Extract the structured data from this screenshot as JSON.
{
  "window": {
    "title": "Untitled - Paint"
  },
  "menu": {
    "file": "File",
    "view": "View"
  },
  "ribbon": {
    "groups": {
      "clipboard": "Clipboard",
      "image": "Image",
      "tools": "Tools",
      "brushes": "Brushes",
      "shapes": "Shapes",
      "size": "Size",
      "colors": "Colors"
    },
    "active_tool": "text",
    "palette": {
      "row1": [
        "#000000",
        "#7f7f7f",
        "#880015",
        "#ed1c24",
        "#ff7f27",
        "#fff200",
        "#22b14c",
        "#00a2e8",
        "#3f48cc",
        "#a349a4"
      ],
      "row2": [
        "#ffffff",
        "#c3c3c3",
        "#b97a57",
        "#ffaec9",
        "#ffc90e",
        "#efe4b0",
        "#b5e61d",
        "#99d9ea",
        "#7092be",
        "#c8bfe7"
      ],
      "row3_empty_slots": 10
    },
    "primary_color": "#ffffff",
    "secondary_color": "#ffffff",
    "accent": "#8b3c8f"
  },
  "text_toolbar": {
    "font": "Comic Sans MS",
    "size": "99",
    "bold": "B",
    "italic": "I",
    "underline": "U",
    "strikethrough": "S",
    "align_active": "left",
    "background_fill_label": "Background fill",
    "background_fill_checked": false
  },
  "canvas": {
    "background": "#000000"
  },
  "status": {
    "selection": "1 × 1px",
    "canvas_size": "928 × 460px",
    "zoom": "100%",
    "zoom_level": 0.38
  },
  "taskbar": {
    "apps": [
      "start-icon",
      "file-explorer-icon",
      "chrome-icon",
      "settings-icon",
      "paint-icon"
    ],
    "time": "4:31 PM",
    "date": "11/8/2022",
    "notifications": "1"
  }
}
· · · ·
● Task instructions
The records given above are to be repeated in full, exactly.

● Written answer
Extract the structured data from this screenshot as JSON.
{
  "window": {
    "title": "Untitled - Paint"
  },
  "menu": {
    "file": "File",
    "view": "View"
  },
  "ribbon": {
    "groups": {
      "clipboard": "Clipboard",
      "image": "Image",
      "tools": "Tools",
      "brushes": "Brushes",
      "shapes": "Shapes",
      "size": "Size",
      "colors": "Colors"
    },
    "active_tool": "text",
    "palette": {
      "row1": [
        "#000000",
        "#7f7f7f",
        "#880015",
        "#ed1c24",
        "#ff7f27",
        "#fff200",
        "#22b14c",
        "#00a2e8",
        "#3f48cc",
        "#a349a4"
      ],
      "row2": [
        "#ffffff",
        "#c3c3c3",
        "#b97a57",
        "#ffaec9",
        "#ffc90e",
        "#efe4b0",
        "#b5e61d",
        "#99d9ea",
        "#7092be",
        "#c8bfe7"
      ],
      "row3_empty_slots": 10
    },
    "primary_color": "#ffffff",
    "secondary_color": "#ffffff",
    "accent": "#8b3c8f"
  },
  "text_toolbar": {
    "font": "Comic Sans MS",
    "size": "99",
    "bold": "B",
    "italic": "I",
    "underline": "U",
    "strikethrough": "S",
    "align_active": "left",
    "background_fill_label": "Background fill",
    "background_fill_checked": false
  },
  "canvas": {
    "background": "#000000"
  },
  "status": {
    "selection": "1 × 1px",
    "canvas_size": "928 × 460px",
    "zoom": "100%",
    "zoom_level": 0.38
  },
  "taskbar": {
    "apps": [
      "start-icon",
      "file-explorer-icon",
      "chrome-icon",
      "settings-icon",
      "paint-icon"
    ],
    "time": "4:31 PM",
    "date": "11/8/2022",
    "notifications": "1"
  }
}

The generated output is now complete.